EXERCISE INSTRUCTIONS
Pictures are to be left out, but please repeat each record exactly.

________________________

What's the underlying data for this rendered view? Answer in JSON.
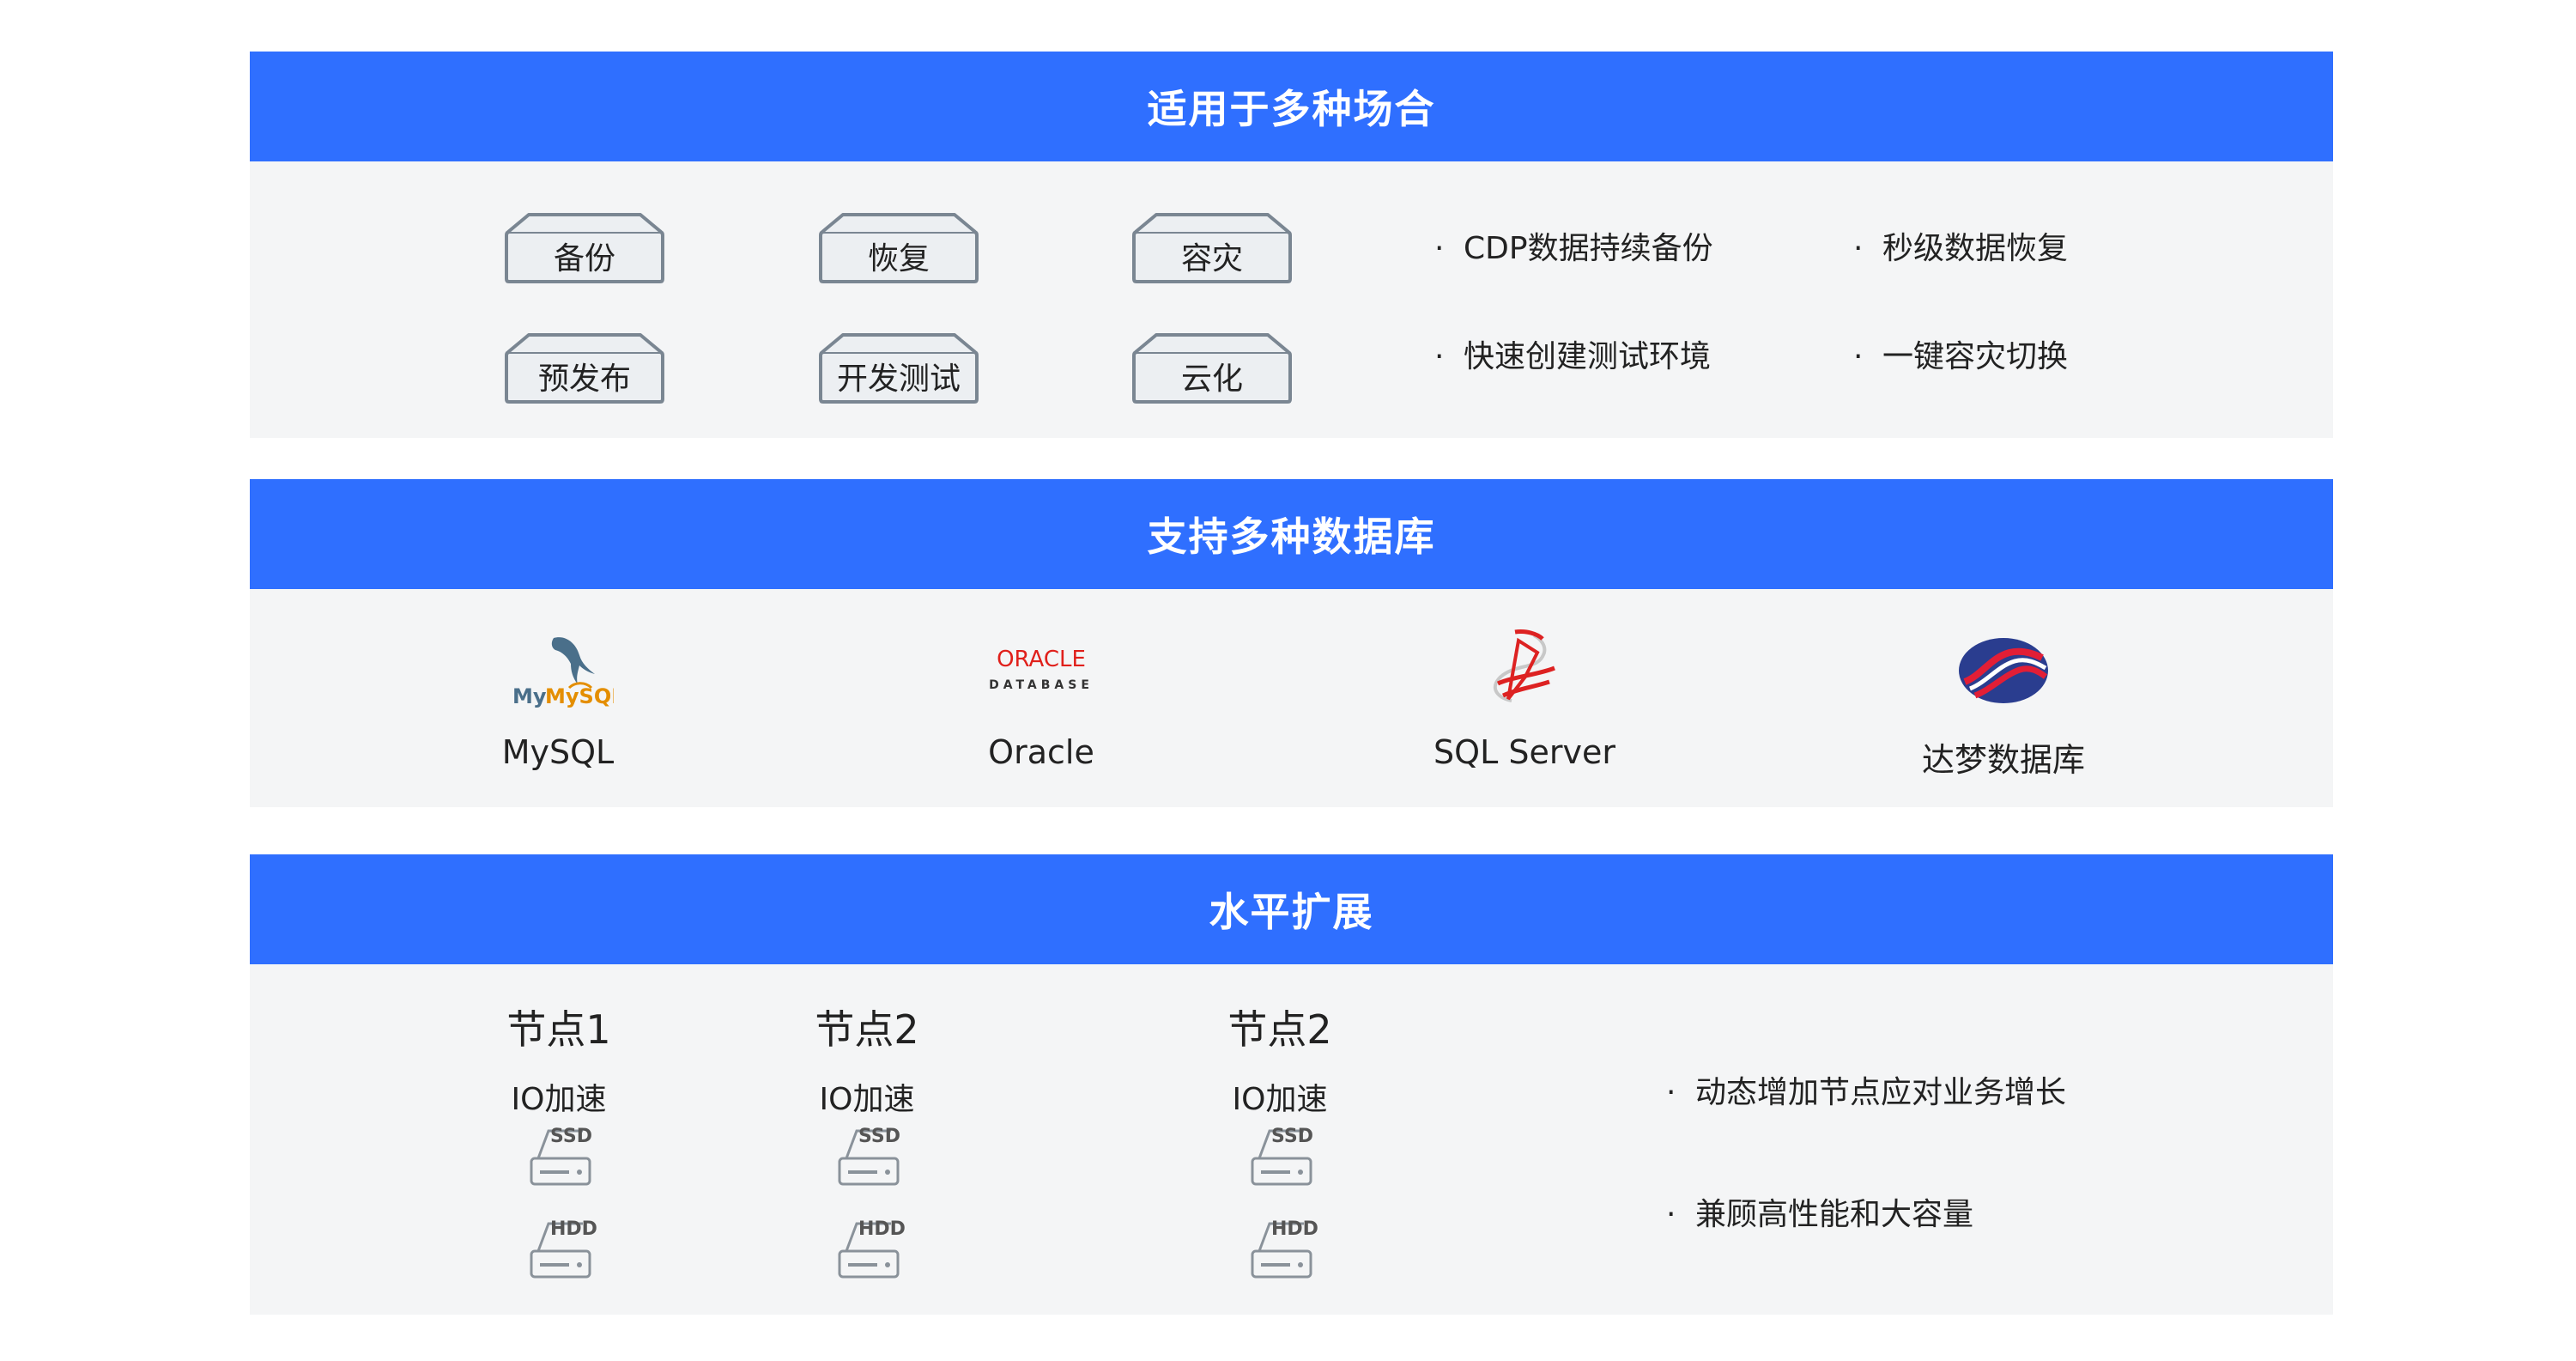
{
  "sections": {
    "scenarios": {
      "title": "适用于多种场合",
      "trays": [
        "备份",
        "恢复",
        "容灾",
        "预发布",
        "开发测试",
        "云化"
      ],
      "bullets": [
        "CDP数据持续备份",
        "秒级数据恢复",
        "快速创建测试环境",
        "一键容灾切换"
      ],
      "bullet_dot": "·"
    },
    "databases": {
      "title": "支持多种数据库",
      "items": [
        {
          "name": "MySQL",
          "logo_icon": "mysql-dolphin-icon",
          "logo_text": "MySQL"
        },
        {
          "name": "Oracle",
          "logo_icon": "oracle-logo-icon",
          "logo_text": "ORACLE",
          "logo_subtext": "DATABASE"
        },
        {
          "name": "SQL Server",
          "logo_icon": "sql-server-logo-icon"
        },
        {
          "name": "达梦数据库",
          "logo_icon": "dameng-logo-icon"
        }
      ]
    },
    "scaling": {
      "title": "水平扩展",
      "nodes": [
        {
          "title": "节点1",
          "sub": "IO加速",
          "drives": [
            "SSD",
            "HDD"
          ]
        },
        {
          "title": "节点2",
          "sub": "IO加速",
          "drives": [
            "SSD",
            "HDD"
          ]
        },
        {
          "title": "节点2",
          "sub": "IO加速",
          "drives": [
            "SSD",
            "HDD"
          ]
        }
      ],
      "bullets": [
        "动态增加节点应对业务增长",
        "兼顾高性能和大容量"
      ],
      "bullet_dot": "·"
    }
  },
  "colors": {
    "band": "#2f6fff",
    "panel": "#f4f5f6",
    "tray_stroke": "#7a8692",
    "tray_fill": "#eceff2"
  }
}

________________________

REPLY
What's the underlying data for this rendered view? Answer in JSON.
{
  "sections": {
    "scenarios": {
      "title": "适用于多种场合",
      "trays": [
        "备份",
        "恢复",
        "容灾",
        "预发布",
        "开发测试",
        "云化"
      ],
      "bullets": [
        "CDP数据持续备份",
        "秒级数据恢复",
        "快速创建测试环境",
        "一键容灾切换"
      ],
      "bullet_dot": "·"
    },
    "databases": {
      "title": "支持多种数据库",
      "items": [
        {
          "name": "MySQL",
          "logo_icon": "mysql-dolphin-icon",
          "logo_text": "MySQL"
        },
        {
          "name": "Oracle",
          "logo_icon": "oracle-logo-icon",
          "logo_text": "ORACLE",
          "logo_subtext": "DATABASE"
        },
        {
          "name": "SQL Server",
          "logo_icon": "sql-server-logo-icon"
        },
        {
          "name": "达梦数据库",
          "logo_icon": "dameng-logo-icon"
        }
      ]
    },
    "scaling": {
      "title": "水平扩展",
      "nodes": [
        {
          "title": "节点1",
          "sub": "IO加速",
          "drives": [
            "SSD",
            "HDD"
          ]
        },
        {
          "title": "节点2",
          "sub": "IO加速",
          "drives": [
            "SSD",
            "HDD"
          ]
        },
        {
          "title": "节点2",
          "sub": "IO加速",
          "drives": [
            "SSD",
            "HDD"
          ]
        }
      ],
      "bullets": [
        "动态增加节点应对业务增长",
        "兼顾高性能和大容量"
      ],
      "bullet_dot": "·"
    }
  },
  "colors": {
    "band": "#2f6fff",
    "panel": "#f4f5f6",
    "tray_stroke": "#7a8692",
    "tray_fill": "#eceff2"
  }
}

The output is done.